by Yann Martel
Piscine “Pi” Molitor Patel is the son of a zookeeper in Pondicherry, India. Although born a Hindu, Pi is fascinated with other religions and attracts them “the way a dog attracts flees”. Much to his family’s and community's chagrin, he begins to practice being a Muslim, a Christian, and a Hindu. He cannot understand why each of his religious advisors suspects and fears the other faiths.

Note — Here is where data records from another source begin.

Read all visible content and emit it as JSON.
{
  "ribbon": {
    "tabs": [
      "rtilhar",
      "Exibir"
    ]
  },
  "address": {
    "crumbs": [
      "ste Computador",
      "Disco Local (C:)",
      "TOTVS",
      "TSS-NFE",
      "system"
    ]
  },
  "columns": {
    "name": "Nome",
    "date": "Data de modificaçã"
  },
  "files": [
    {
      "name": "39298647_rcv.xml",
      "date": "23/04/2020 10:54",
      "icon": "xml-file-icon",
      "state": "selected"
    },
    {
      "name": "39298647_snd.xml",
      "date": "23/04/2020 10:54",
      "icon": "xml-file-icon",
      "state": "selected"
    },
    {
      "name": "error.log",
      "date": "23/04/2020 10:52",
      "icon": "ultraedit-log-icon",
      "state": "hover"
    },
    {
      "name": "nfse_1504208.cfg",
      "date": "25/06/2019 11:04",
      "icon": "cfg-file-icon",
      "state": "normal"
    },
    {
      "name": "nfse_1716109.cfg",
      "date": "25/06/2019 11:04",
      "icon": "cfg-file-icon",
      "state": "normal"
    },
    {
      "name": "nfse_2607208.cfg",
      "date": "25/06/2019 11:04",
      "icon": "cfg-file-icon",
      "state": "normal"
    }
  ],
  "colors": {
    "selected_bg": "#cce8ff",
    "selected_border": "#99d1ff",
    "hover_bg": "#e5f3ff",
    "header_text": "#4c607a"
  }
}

When Pi is sixteen years old, political turmoil in India causes his parents’ decide to emigrate to Canada. They sell many of the zoo animals and take the rest with them on a Japanese cargo ship heading for Canada. The intent is to deliver these animals to North American zoos. Shortly after the ship leaves India, Pi hears an explosion and learns the ship is sinking. Crew members throw him aboard a lifeboat and Pi finds himself floating on the Pacific. In the boat with him: a zebra with a broken leg, an orangutan, a blood-thirsty hyena, and a four hundred and fifty pound Bengal tiger. Keeping himself alive amongst this dangerous menagerie becomes Pi’s main focus. He uses his experience and knowledge of zoology to keep the animals from focusing on him as a threat - or as a source of food. Soon, due to the tiger’s huge appetite, only he and Pi are left on the boat. Even though Pi lives each day in fear, he refuses to surrender to his fate and manages to coexist with the tiger for two hundred and twenty seven days. He accomplishes this by establishing himself as the tiger’s provider of fish and fresh water. Pi is so busy providing for the tiger, he does not have much time left to think about his own difficulties. Thus, he and the tiger become co-dependents in the game of survival.

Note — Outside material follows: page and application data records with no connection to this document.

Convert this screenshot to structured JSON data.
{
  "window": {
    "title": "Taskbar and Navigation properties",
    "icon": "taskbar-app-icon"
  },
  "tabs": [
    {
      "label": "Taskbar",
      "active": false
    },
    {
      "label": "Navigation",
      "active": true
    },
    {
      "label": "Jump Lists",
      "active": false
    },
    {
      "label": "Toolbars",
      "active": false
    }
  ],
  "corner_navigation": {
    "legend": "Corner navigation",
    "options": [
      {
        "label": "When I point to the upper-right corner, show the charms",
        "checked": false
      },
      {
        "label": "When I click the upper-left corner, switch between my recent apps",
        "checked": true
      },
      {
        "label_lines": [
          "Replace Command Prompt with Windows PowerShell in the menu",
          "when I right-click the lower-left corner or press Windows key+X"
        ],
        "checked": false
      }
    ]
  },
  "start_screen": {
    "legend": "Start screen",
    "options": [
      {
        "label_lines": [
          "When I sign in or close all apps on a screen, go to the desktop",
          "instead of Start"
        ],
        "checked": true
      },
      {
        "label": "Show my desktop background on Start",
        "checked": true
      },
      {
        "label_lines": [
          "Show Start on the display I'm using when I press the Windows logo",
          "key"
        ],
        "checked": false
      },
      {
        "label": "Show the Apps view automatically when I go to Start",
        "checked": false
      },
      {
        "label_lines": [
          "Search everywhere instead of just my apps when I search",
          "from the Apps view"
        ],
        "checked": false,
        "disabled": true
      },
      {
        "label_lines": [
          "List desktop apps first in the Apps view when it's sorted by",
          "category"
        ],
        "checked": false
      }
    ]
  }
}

As the months pass and his body weakens, Pi continues to pray to his many gods for rescue. When his lifeboat washes up on the shores of Mexico, the tiger jumps out and disappears, never to be seen again. Pi is interviewed by officials from the Japanese government, who want to know what happened to their ship. When they hear his tale, they are skeptical—so Pi provides them with another more gruesome version of his journey. The reader’s task is to decide which version is the true one. Has Pi merely created the tale told in his diary as a way of coping with a crueler reality or has he truly experienced the miracles born of faith?